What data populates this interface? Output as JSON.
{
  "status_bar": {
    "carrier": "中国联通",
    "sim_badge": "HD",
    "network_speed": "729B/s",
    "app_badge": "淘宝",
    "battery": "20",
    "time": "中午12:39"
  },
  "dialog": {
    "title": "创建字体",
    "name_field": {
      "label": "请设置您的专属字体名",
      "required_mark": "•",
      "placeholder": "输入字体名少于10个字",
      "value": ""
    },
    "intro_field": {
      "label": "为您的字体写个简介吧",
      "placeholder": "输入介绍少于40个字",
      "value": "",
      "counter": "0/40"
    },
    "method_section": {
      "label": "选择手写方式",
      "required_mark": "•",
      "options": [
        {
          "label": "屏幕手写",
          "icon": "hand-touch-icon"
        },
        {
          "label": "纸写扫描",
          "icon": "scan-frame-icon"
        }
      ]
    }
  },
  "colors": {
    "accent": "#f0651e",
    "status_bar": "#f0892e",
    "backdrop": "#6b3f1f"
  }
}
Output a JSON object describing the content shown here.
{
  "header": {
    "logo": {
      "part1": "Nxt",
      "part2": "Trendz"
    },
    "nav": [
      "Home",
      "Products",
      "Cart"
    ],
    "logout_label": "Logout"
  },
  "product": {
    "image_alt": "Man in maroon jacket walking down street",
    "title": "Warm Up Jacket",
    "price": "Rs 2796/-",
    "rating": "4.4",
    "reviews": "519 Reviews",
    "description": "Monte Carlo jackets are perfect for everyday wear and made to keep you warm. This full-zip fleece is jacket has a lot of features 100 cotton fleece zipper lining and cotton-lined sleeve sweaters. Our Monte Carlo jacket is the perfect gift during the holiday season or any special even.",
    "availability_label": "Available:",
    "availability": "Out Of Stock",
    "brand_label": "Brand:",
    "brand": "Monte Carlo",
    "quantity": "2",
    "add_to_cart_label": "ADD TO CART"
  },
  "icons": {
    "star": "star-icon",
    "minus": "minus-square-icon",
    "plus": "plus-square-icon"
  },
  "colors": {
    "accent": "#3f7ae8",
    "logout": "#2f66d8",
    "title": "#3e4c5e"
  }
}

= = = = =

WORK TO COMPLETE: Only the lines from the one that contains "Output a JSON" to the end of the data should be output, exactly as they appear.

RESULT OF THE TASK:
Output a JSON object describing the content shown here.
{
  "header": {
    "logo": {
      "part1": "Nxt",
      "part2": "Trendz"
    },
    "nav": [
      "Home",
      "Products",
      "Cart"
    ],
    "logout_label": "Logout"
  },
  "product": {
    "image_alt": "Man in maroon jacket walking down street",
    "title": "Warm Up Jacket",
    "price": "Rs 2796/-",
    "rating": "4.4",
    "reviews": "519 Reviews",
    "description": "Monte Carlo jackets are perfect for everyday wear and made to keep you warm. This full-zip fleece is jacket has a lot of features 100 cotton fleece zipper lining and cotton-lined sleeve sweaters. Our Monte Carlo jacket is the perfect gift during the holiday season or any special even.",
    "availability_label": "Available:",
    "availability": "Out Of Stock",
    "brand_label": "Brand:",
    "brand": "Monte Carlo",
    "quantity": "2",
    "add_to_cart_label": "ADD TO CART"
  },
  "icons": {
    "star": "star-icon",
    "minus": "minus-square-icon",
    "plus": "plus-square-icon"
  },
  "colors": {
    "accent": "#3f7ae8",
    "logout": "#2f66d8",
    "title": "#3e4c5e"
  }
}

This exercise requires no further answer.